### Information given
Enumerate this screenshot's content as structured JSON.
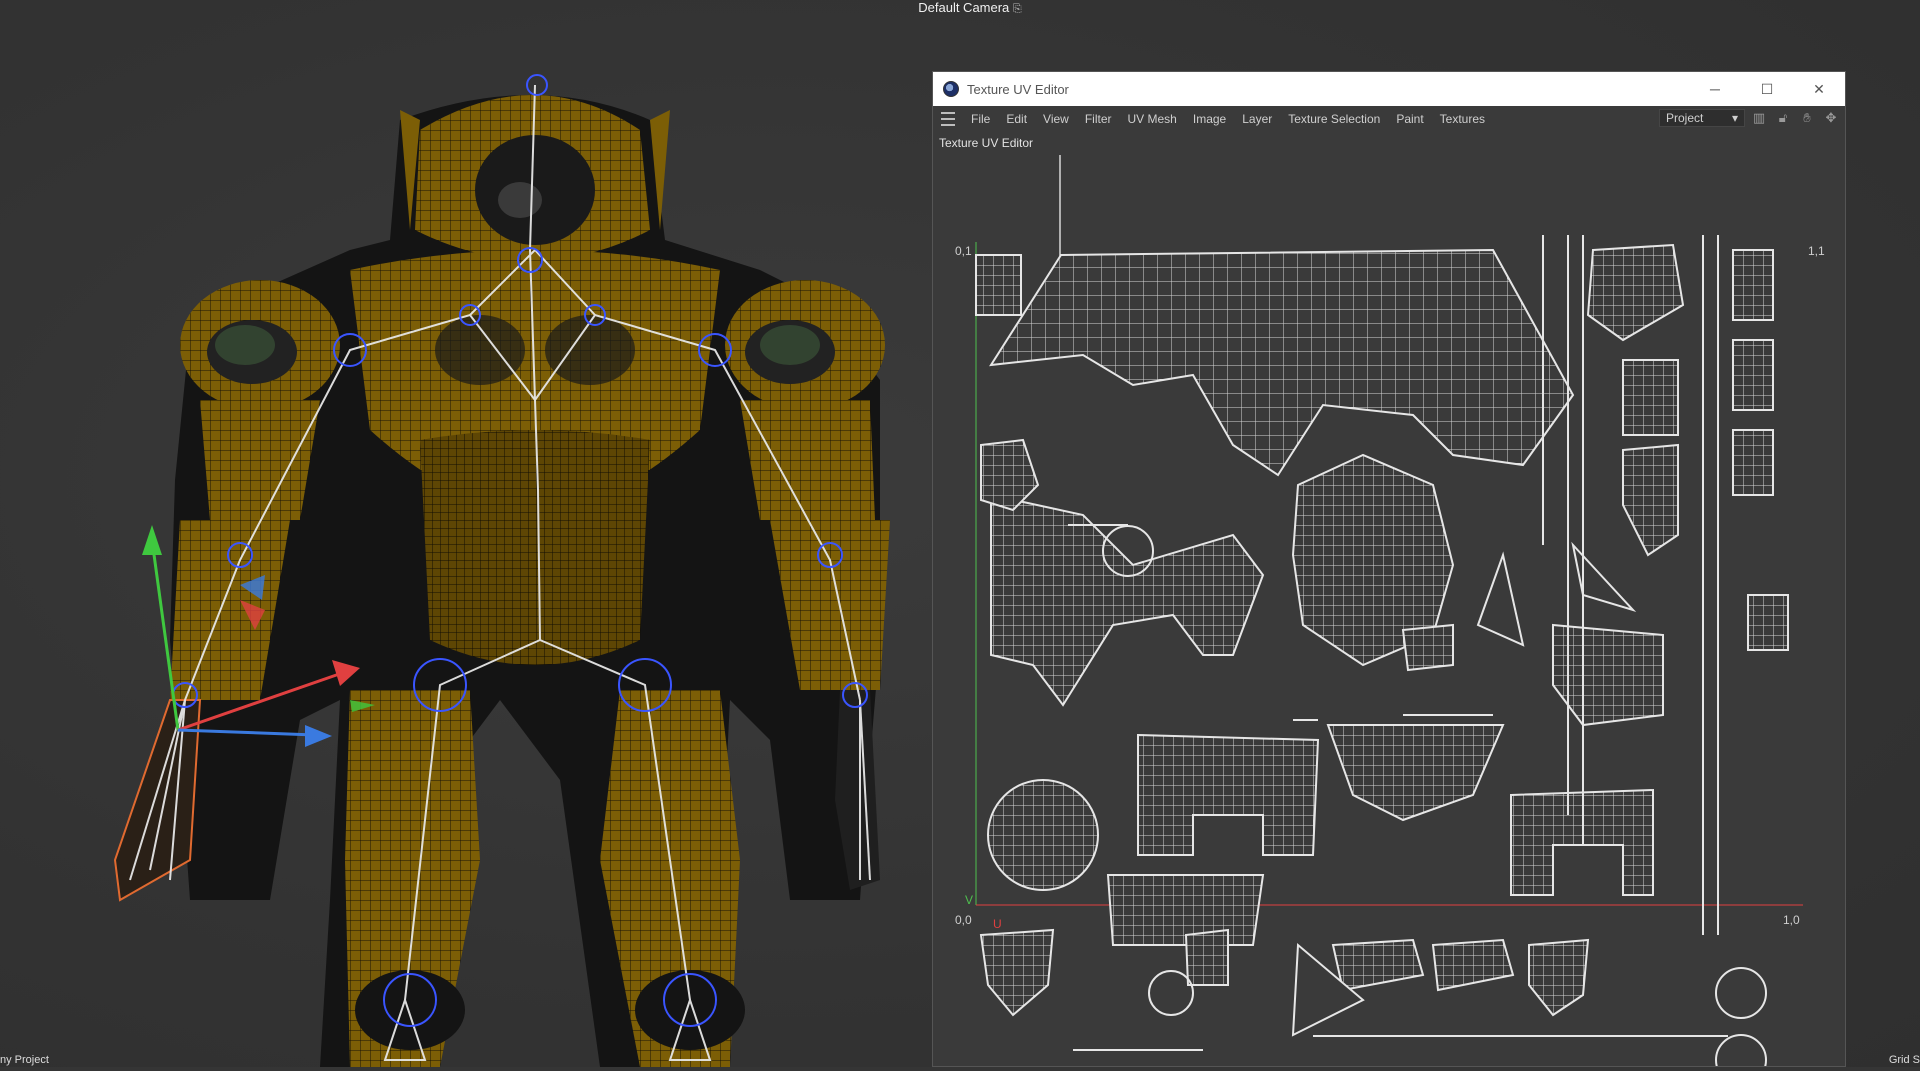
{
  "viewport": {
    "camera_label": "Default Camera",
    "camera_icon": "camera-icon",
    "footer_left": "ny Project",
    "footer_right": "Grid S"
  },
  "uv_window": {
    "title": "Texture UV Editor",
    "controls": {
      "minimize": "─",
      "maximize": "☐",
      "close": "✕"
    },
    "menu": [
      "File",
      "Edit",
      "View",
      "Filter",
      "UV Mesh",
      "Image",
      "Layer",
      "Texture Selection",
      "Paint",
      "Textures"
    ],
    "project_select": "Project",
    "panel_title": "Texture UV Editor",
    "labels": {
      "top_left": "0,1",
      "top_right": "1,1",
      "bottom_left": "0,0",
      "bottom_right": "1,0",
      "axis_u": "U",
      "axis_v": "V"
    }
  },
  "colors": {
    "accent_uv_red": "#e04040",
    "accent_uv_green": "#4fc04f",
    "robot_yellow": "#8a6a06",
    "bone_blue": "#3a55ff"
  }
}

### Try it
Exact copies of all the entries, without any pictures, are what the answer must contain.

### Response
Enumerate this screenshot's content as structured JSON.
{
  "viewport": {
    "camera_label": "Default Camera",
    "camera_icon": "camera-icon",
    "footer_left": "ny Project",
    "footer_right": "Grid S"
  },
  "uv_window": {
    "title": "Texture UV Editor",
    "controls": {
      "minimize": "─",
      "maximize": "☐",
      "close": "✕"
    },
    "menu": [
      "File",
      "Edit",
      "View",
      "Filter",
      "UV Mesh",
      "Image",
      "Layer",
      "Texture Selection",
      "Paint",
      "Textures"
    ],
    "project_select": "Project",
    "panel_title": "Texture UV Editor",
    "labels": {
      "top_left": "0,1",
      "top_right": "1,1",
      "bottom_left": "0,0",
      "bottom_right": "1,0",
      "axis_u": "U",
      "axis_v": "V"
    }
  },
  "colors": {
    "accent_uv_red": "#e04040",
    "accent_uv_green": "#4fc04f",
    "robot_yellow": "#8a6a06",
    "bone_blue": "#3a55ff"
  }
}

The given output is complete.